Friday, October 16, 2009

shine on, Philip Clippinger

One of my close friends in town, Phil Clippinger, died in a car accident on the evening of Saturday, September 26th. He was probably on a Target run, getting reading to drive to a Decemberists concert in Athens, but had only gotten a mile away from his house when he was caught in a downpour on a tricky curve of highway on-ramp, hydroplaned, and ran off the road.

That guy dressed as the Joker in the picture of me as Harley from last Halloween? That's Phil.



I'm so glad I have this silly picture.

We're a tight group, my friends here in Atlanta. [We have a group name (the Nexus) and a battle cry (call: "Dekalb living!" response: "WHAT WHAT!"). Yeah, we're those people.] The amount of support that everyone has given and received has been quintissential of how a family acts. We are a crazy, dysfunctional, kinda incestuous family, and I don't know how I would've gotten through the past few weeks without every one of these marvelous bastards I call my friends.

It still doesn't make any sense to me that Phil isn't a present, local part of that family anymore. That he's not going to call me about coming out to Fellini's on his dinner break, that he's not going to keep me on the phone for an hour describing details from his new Joker Batman video game, that he's not going to try to convince me how much fun I'd have at Bonnaroo, that he's not going to show up late to whoever's party with a case each of Sweetwater 420 and diet Coke.

I love him, all his faults and mine included, and I'm not sure that I ever expressed to him how much I do.

A thing that everyone seems to have been saying is that there isn't enough time, that we need to make more of an effort. To be with each other, to celebrate the things we share, to find joy where we can.

Phil was such a joyful person. When I think of him, the first thing I think of is his laugh, frequent, free, deep, and a little bit sly. Despite being disappointed by the (many) things in his life that didn't go quite as he wished, he found a way to laugh about pretty much everything, and I don't think I ever heard him say anything negative about anyone. (With the exception of Shia LaBeouf, who, to be fair, costarred in three films that stomped all over some of Phil's favorite things.)

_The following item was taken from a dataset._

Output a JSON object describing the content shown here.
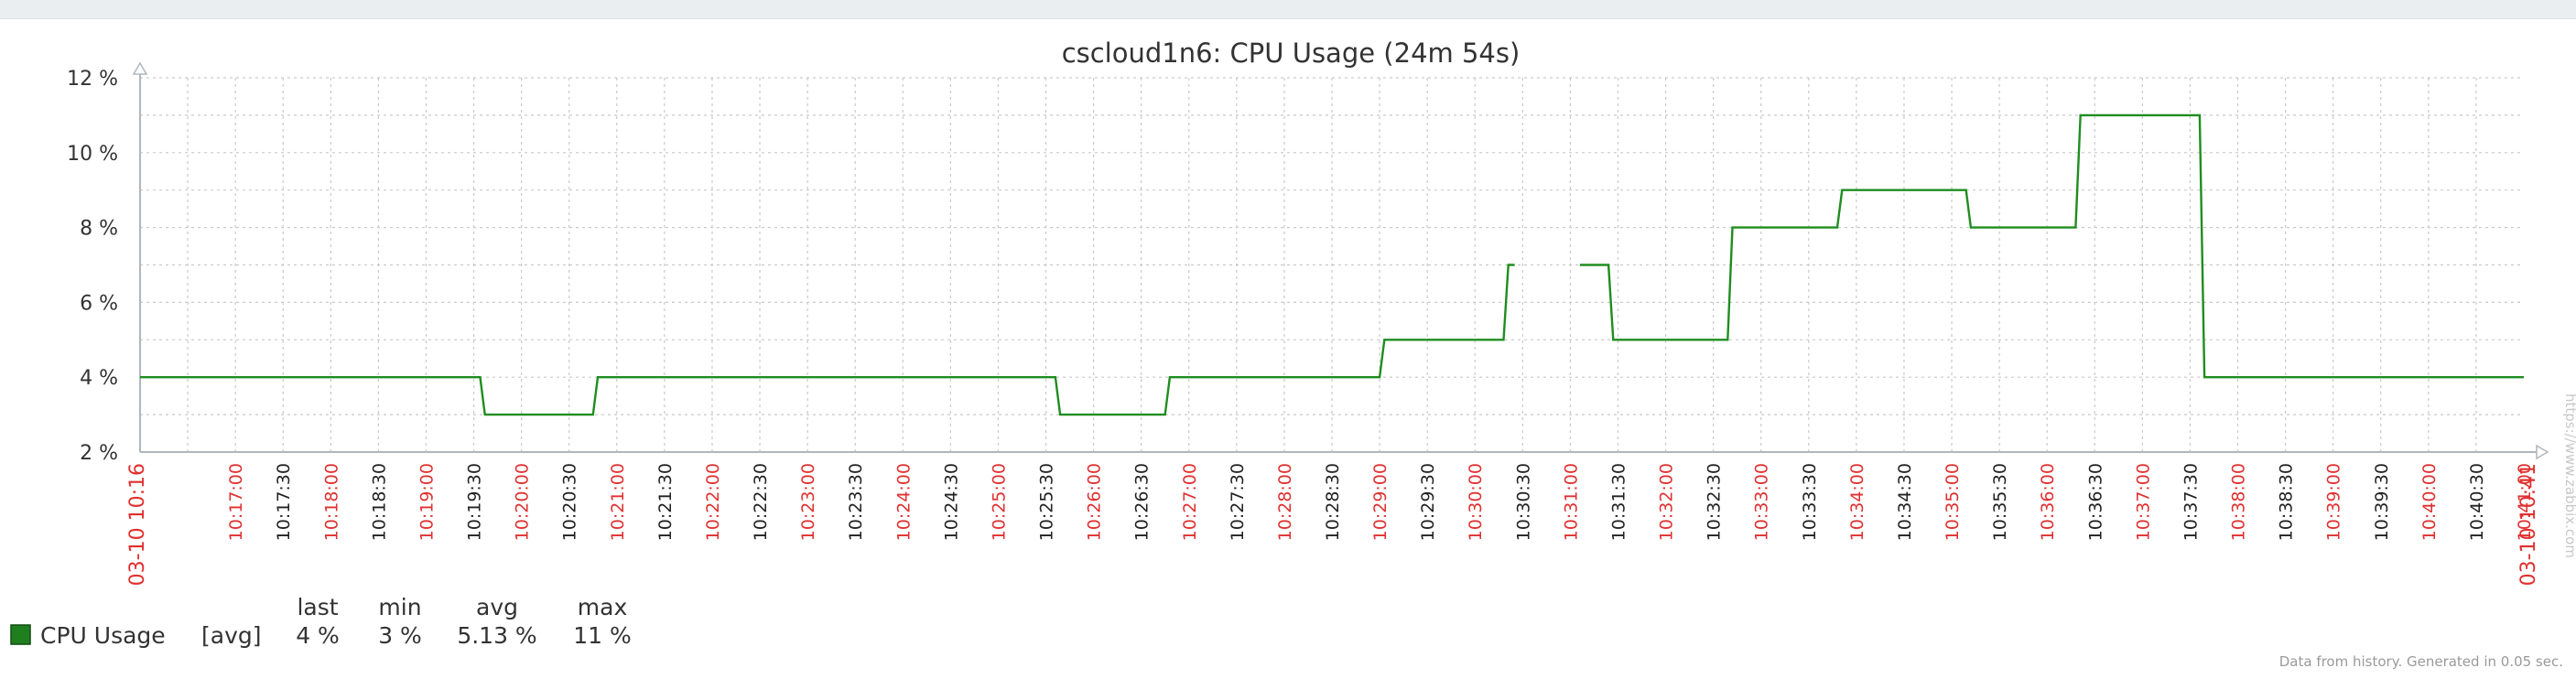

Phil's Facebook page has a lot of lovely stories and pictures that've been posted by friends and family. His obituary was in the Atlanta Journal-Constitution on Tuesday the 29th, and they're currently keeping a guestbook online.

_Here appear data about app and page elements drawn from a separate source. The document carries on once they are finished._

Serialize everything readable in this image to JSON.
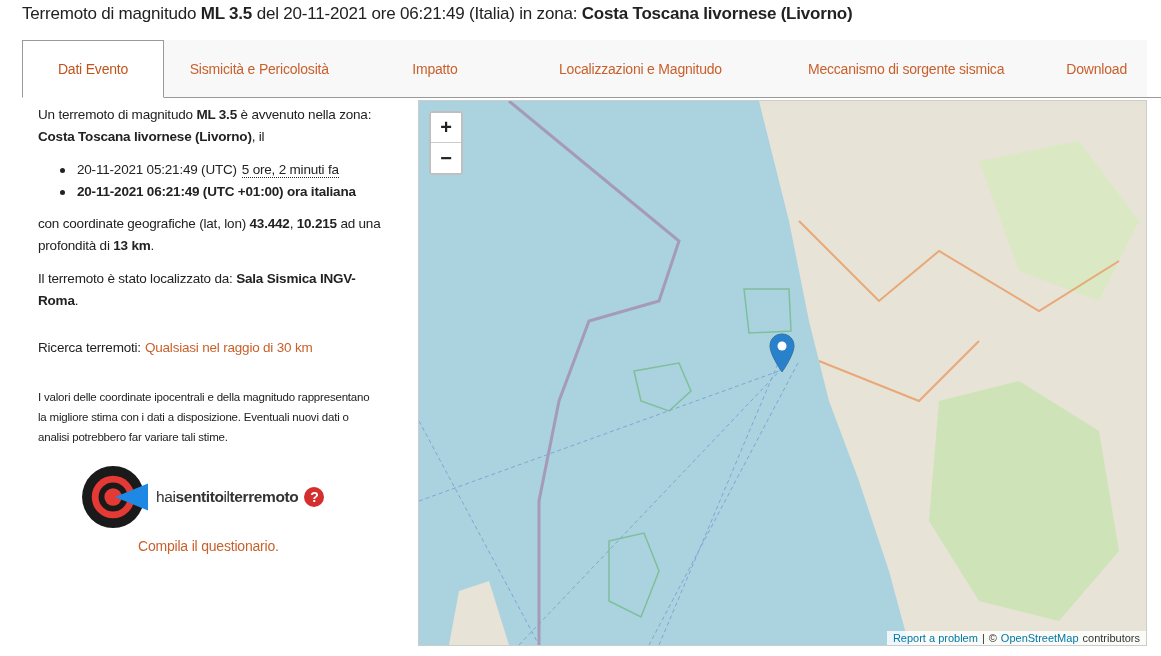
{
  "title": "Terremoto di magnitudo **ML 3.5** del 20-11-2021 ore 06:21:49 (Italia) in zona: **Costa Toscana livornese (Livorno)**",
  "tabs": [
    {
      "label": "Dati Evento",
      "selected": true
    },
    {
      "label": "Sismicità e Pericolosità",
      "selected": false
    },
    {
      "label": "Impatto",
      "selected": false
    },
    {
      "label": "Localizzazioni e Magnitudo",
      "selected": false
    },
    {
      "label": "Meccanismo di sorgente sismica",
      "selected": false
    },
    {
      "label": "Download",
      "selected": false
    }
  ],
  "summary": {
    "intro": "Un terremoto di magnitudo **ML 3.5** è avvenuto nella zona: **Costa Toscana livornese (Livorno)**, il",
    "times": [
      {
        "text": "20-11-2021 05:21:49 (UTC)",
        "relative": "5 ore, 2 minuti fa",
        "bold": false
      },
      {
        "text": "20-11-2021 06:21:49 (UTC +01:00) ora italiana",
        "bold": true
      }
    ],
    "coordinates": "con coordinate geografiche (lat, lon) **43.442**, **10.215** ad una profondità di **13 km**.",
    "located_by": "Il terremoto è stato localizzato da: **Sala Sismica INGV-Roma**.",
    "search": {
      "label": "Ricerca terremoti:",
      "link": "Qualsiasi nel raggio di 30 km"
    },
    "disclaimer": "I valori delle coordinate ipocentrali e della magnitudo rappresentano la migliore stima con i dati a disposizione. Eventuali nuovi dati o analisi potrebbero far variare tali stime.",
    "logo": {
      "text": "hai**sentito**il**terremoto**",
      "help": "?"
    },
    "questionnaire": "Compila il questionario."
  },
  "map": {
    "zoom_in": "+",
    "zoom_out": "−",
    "attribution": {
      "report": "Report a problem",
      "separator": "|",
      "copyright": "©",
      "osm": "OpenStreetMap",
      "suffix": "contributors"
    }
  }
}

A few friends have posted memorials on their own webspaces: Merlin, Matt Anderson, and CJ. If anyone else posted one or knows of another one, post a comment with the link and I'll publish it, too.


In lieu of flowers, Phil’s family has asked that donations be made in Phil’s name to Juvenile Diabetes Foundation, The Faustman Lab of Massachusetts General Hospital, or the charity of your choice.

I’d recommend a donation to Child’s Play, the gamers’ fund & toy drive for children’s hospitals. Phil loved playing games, especially ones that involved messing with his friends’ minds, and he didn't get the chance to teach the next generation the simple, Machiavellian joy of screwing their friends over hardcore within the context of a game, where said friends can’t be too pissed about it. (Hypothetically. I’ll tell you a story sometime about a game of Munchkin). A donation in Phil’s name to Child’s Play is a small assurance that sick kids will a) have fun distractions, and b) learn to be clever dicks. He would've appreciated that.

Phil's flickr -- myspace -- facebook -- livejournal

6 comments:

-Adrian said...

Nicely written and all very true.

the grammar monkey said...

Hope you're holding up okay, kid. Will come down to EAV for foods & beers & hugs with you guys once I get back from my work trip.

Liz said...

thank you for sharing that Lauren... love you sweetheart... must see you when you get back..

Rhonda said...

Hi Lauren, I'm Phil's mom. I love what you've written. I wonder if Phil's friends have any idea what a comfort they have been. I am so grateful to you all, and I know he would be, too, for how you all have helped me.
Thanks for mentioning Childs Play. I'll definitely get something to them very soon. What a perfect way to honor Phil.

the grammar monkey said...

Love you, Liz. Glad you're gonna be at the party on Saturday.

Rhonda, I'm so glad that we all got to meet you. It was amazing catharsis for us to learn more about Phil's family and childhood. Thank you for inviting us to the beautiful wake, and for being such a gracious host. Speaking with you even for a couple minutes and despite the circumstances, we could all tell where Phil got the sense of humor that we loved him for. Please do let us know if there's ever anything that we can do for you.

Anonymous said...

Hello, I knew Philip in High School and odd as it is I have been thinking about him lately and decided to look him up. I was so sad to see that his obituary. He was a great guy and I have fond memories of him. I like what you wrote. I am glad he had such good friends in his life.